The fighting for Baga has been intense, the chief of army training and operations, Maj. Gen. Lamidi Adeosun, told reporters. “It’s a ding-dong situation but we are engaging them,” he said last week. “We are not in total control but Boko Haram have not taken control of Baga, either.”
The base in Baga, close to the border with Chad, has weapons, ammunition and other equipment that are a key target for the extremists, who also overran the base in 2015.
The Islamic State West Africa Province, an offshoot of the decade-old Boko Haram extremist group and the largest IS-linked extremist group in Africa, claimed to kill or wound “dozens” of soldiers in the latest attack, according to the SITE Intelligence Group that monitors extremist communiques.
Fifty-three police are missing, according to a senior police officer in Maiduguri, who spoke on condition of anonymity because he was not authorized to speak to the press.
Use of drones
Nigeria’s defense minister, Mannir Dan-Ali, on Wednesday reiterated the military’s commitment to ending Boko Haram’s insurgency. He spoke to the press while on his way to neighboring Chad to discuss extremist activity in border areas.
Nigeria’s government recently confirmed the extremists had begun using drones, calling it a “critical factor” in a rise in attacks against military bases. The military rarely announces death tolls, but the government in November acknowledged dozens of soldier deaths.
President Muhammadu Buhari at the time held an urgent meeting with member countries to “enhance the capacity” of the multinational force.
The nearly decade-old Boko Haram insurgency has been blamed for some 20,000 deaths and thousands of abductions.

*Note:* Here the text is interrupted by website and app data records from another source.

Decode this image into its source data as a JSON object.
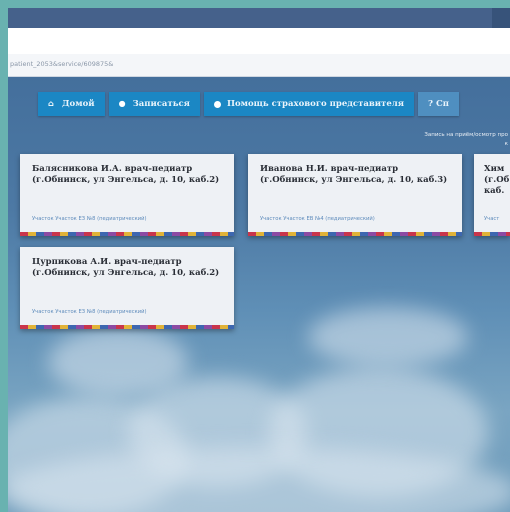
{
  "browser": {
    "url": "patient_2053&service/609875&"
  },
  "nav": {
    "items": [
      {
        "label": "Домой",
        "icon": "home-icon"
      },
      {
        "label": "Записаться",
        "icon": "chat-icon"
      },
      {
        "label": "Помощь страхового представителя",
        "icon": "dot-icon"
      },
      {
        "label": "? Сп",
        "icon": "help-icon"
      }
    ]
  },
  "note": {
    "line1": "Запись на приём/осмотр про",
    "line2": "к"
  },
  "cards": [
    {
      "title": "Балясникова И.А. врач-педиатр (г.Обнинск, ул Энгельса, д. 10, каб.2)",
      "sub": "Участок Участок ЕЗ №8 (педиатрический)"
    },
    {
      "title": "Иванова Н.И. врач-педиатр (г.Обнинск, ул Энгельса, д. 10, каб.3)",
      "sub": "Участок Участок ЕВ №4 (педиатрический)"
    },
    {
      "title": "Хим (г.Об каб.",
      "sub": "Участ"
    },
    {
      "title": "Цурпикова А.И. врач-педиатр (г.Обнинск, ул Энгельса, д. 10, каб.2)",
      "sub": "Участок Участок ЕЗ №8 (педиатрический)"
    }
  ],
  "colors": {
    "nav_button": "#1b87c4",
    "card_bg": "#eef1f5",
    "frame": "#69b2b0"
  }
}
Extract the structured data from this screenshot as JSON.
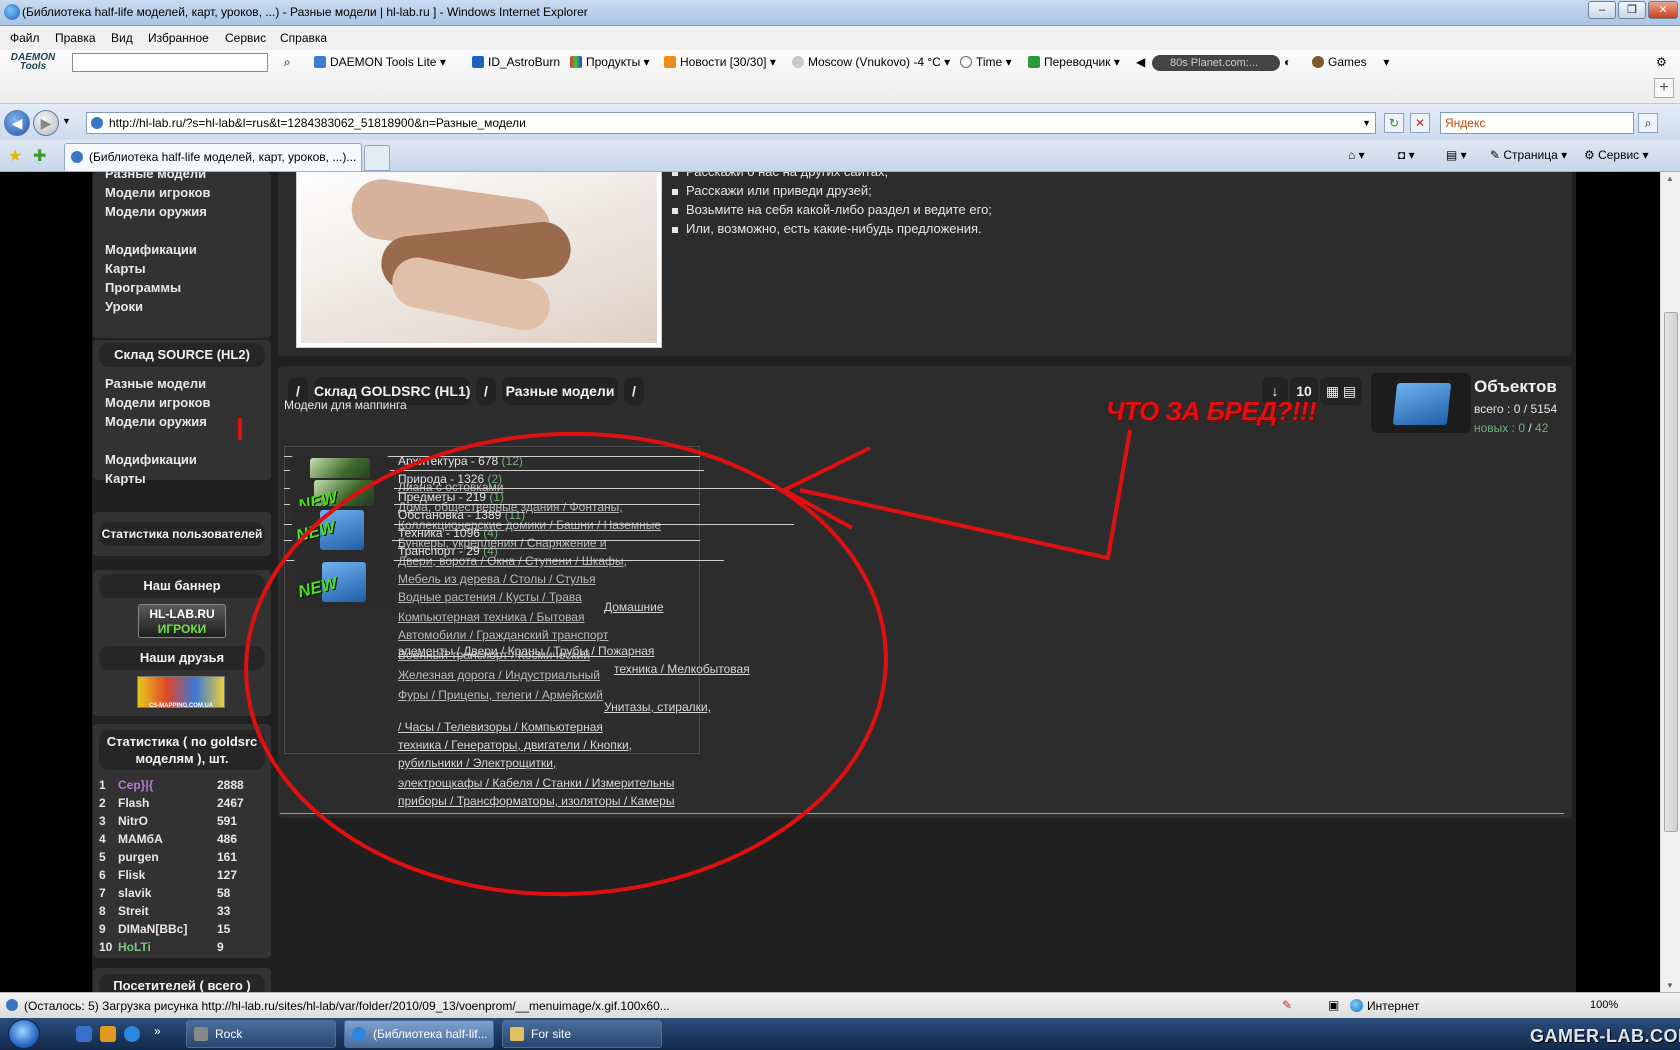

The unrest and displacement of millions of hungry people have turned northeastern Nigeria into one of the world’s worst humanitarian crises.